(Records from a data source)

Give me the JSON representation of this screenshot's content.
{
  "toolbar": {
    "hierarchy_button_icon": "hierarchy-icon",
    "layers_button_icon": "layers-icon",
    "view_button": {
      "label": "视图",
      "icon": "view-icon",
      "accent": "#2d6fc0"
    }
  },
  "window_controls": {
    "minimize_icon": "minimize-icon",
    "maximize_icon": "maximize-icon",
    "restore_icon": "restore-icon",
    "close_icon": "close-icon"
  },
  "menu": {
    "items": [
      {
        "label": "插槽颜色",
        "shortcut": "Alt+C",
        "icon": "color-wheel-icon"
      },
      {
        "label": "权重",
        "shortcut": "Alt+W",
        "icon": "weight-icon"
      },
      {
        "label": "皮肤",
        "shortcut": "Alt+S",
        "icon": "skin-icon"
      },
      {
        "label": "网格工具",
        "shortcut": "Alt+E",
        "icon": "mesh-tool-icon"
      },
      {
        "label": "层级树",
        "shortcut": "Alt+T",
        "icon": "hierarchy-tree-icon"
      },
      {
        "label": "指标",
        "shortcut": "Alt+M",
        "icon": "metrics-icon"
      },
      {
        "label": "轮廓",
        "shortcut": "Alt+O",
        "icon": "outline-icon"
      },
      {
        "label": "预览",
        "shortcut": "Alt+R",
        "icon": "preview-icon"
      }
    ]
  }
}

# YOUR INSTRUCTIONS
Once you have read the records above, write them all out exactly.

# SOLUTION
Give me the JSON representation of this screenshot's content.
{
  "toolbar": {
    "hierarchy_button_icon": "hierarchy-icon",
    "layers_button_icon": "layers-icon",
    "view_button": {
      "label": "视图",
      "icon": "view-icon",
      "accent": "#2d6fc0"
    }
  },
  "window_controls": {
    "minimize_icon": "minimize-icon",
    "maximize_icon": "maximize-icon",
    "restore_icon": "restore-icon",
    "close_icon": "close-icon"
  },
  "menu": {
    "items": [
      {
        "label": "插槽颜色",
        "shortcut": "Alt+C",
        "icon": "color-wheel-icon"
      },
      {
        "label": "权重",
        "shortcut": "Alt+W",
        "icon": "weight-icon"
      },
      {
        "label": "皮肤",
        "shortcut": "Alt+S",
        "icon": "skin-icon"
      },
      {
        "label": "网格工具",
        "shortcut": "Alt+E",
        "icon": "mesh-tool-icon"
      },
      {
        "label": "层级树",
        "shortcut": "Alt+T",
        "icon": "hierarchy-tree-icon"
      },
      {
        "label": "指标",
        "shortcut": "Alt+M",
        "icon": "metrics-icon"
      },
      {
        "label": "轮廓",
        "shortcut": "Alt+O",
        "icon": "outline-icon"
      },
      {
        "label": "预览",
        "shortcut": "Alt+R",
        "icon": "preview-icon"
      }
    ]
  }
}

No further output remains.